Obamacare’s day in court didn’t go so well, and liberals are in a panic. Sensing the demise of Obamacare, they have begun to preemptively accuse the conservative justices of “judicial activism.”
But the more they try to explain how striking down Obamacare would be “judicial activism,” the clearer it is that the left thinks “judicial activism” is a failure to advance liberalism.
Case in point: On Monday, Obama “warned” the Supreme Court against judicial activism, saying that overturning his health law “would be an unprecedented, extraordinary step of overturning a law that was passed by a strong majority of a democratically elected Congress.” But every law that has ever been struck down has had the majority support of the legislature (a constitutional requirement). Thus the Court’s striking down Obamacare could not possibly be “unprecedented” or “extraordinary.”
Obama then claimed that striking down Obamacare would be “a good example” of judicial activism since it would mean that “an unelected group of people would somehow overturn a duly constituted and passed law.” It is certainly a relief to see Obama concerned about the power of unelected officials—if only he would turn his attention to the vastly power delegated to unelected bureaucrats in executive agencies—but in this case, Supreme Court justices are supposed to be unelected in order to provide a check against the popular branches. If anything, concern for congressional will should lead the Court to strike down the entirety of Obamacare. Justice Kennedy, for example, suggested that the Court would show more judicial restraint by throwing out the entire law rather than having the justices choose which particular parts of the law could stay without the mandate.
Obama’s claim that Obamacare is sacrosanct because it is a “duly constituted and passed law” reveals further fuzziness of logic. That a law was passed in a constitutional manner in no way ensure that it is constitutional. Congress and the President could, for example, follow the constitutional process to a “t” when passing a law prohibiting the publication of newspapers, but it would still be unconstitutional.
Ironically, if Obama actually believed his arguments, he would have to oppose many of the left’s favorite cases, such as Roe v Wade, which struck down democratically and properly enacted laws.
Ultimately, there are only two standards on which one can base judicial decisions: the Constitution itself or politics. If evolving political trends is the standard by which cases are decided, then justices are free to appeal to whatever spurious doctrines (constitutional “penumbras,” anyone?) further their cause, and liberals cannot complain when conservatives win the day.

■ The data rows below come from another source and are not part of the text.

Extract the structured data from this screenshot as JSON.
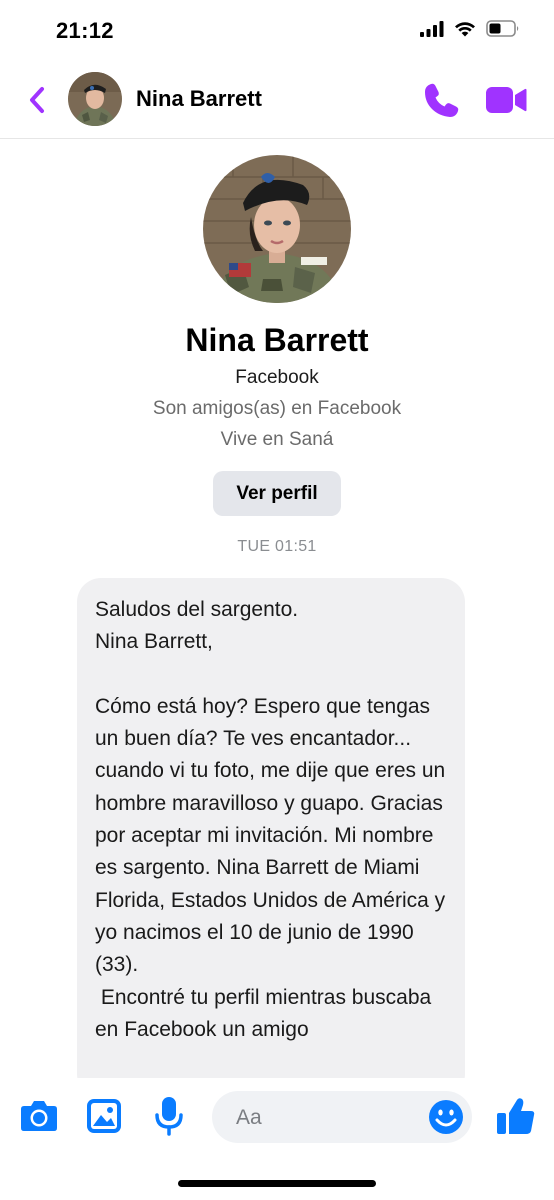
{
  "status_bar": {
    "time": "21:12",
    "icons": [
      "signal-icon",
      "wifi-icon",
      "battery-icon"
    ]
  },
  "header": {
    "back_icon": "chevron-left-icon",
    "contact_name": "Nina Barrett",
    "call_icon": "phone-icon",
    "video_icon": "video-camera-icon",
    "accent_color": "#a033ff"
  },
  "profile": {
    "name": "Nina Barrett",
    "platform": "Facebook",
    "friends_status": "Son amigos(as) en Facebook",
    "location": "Vive en Saná",
    "view_profile_label": "Ver perfil"
  },
  "conversation": {
    "timestamp": "TUE 01:51",
    "messages": [
      {
        "from": "Nina Barrett",
        "text": "Saludos del sargento.\nNina Barrett,\n\nCómo está hoy? Espero que tengas un buen día? Te ves encantador... cuando vi tu foto, me dije que eres un hombre maravilloso y guapo. Gracias por aceptar mi invitación. Mi nombre es sargento. Nina Barrett de Miami Florida, Estados Unidos de América y yo nacimos el 10 de junio de 1990 (33).\n Encontré tu perfil mientras buscaba en Facebook un amigo"
      }
    ]
  },
  "composer": {
    "placeholder": "Aa",
    "value": "",
    "icons": [
      "camera-icon",
      "image-icon",
      "microphone-icon",
      "emoji-icon",
      "thumbs-up-icon"
    ]
  }
}
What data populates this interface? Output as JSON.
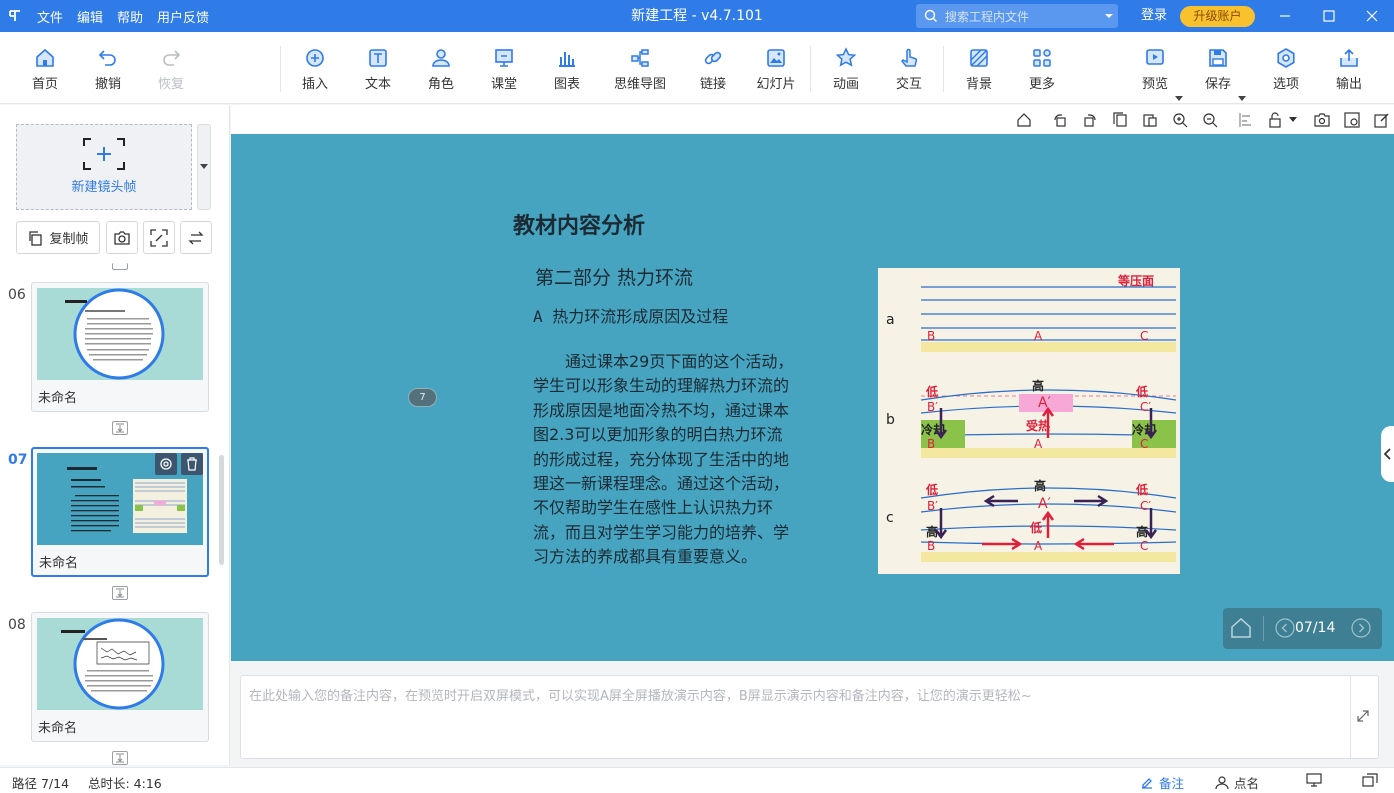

But, of course, politics was never meant to be the guiding judicial principle. Rather, judges are supposed to make decisions based on a proper understanding of the meaning of the Constitution’s text as it was written and publicly understood at the time of ratification—a method commonly referred to as originalism. Judges are activist only if (but also whenever) they make decisions not based on the text of the Constitution.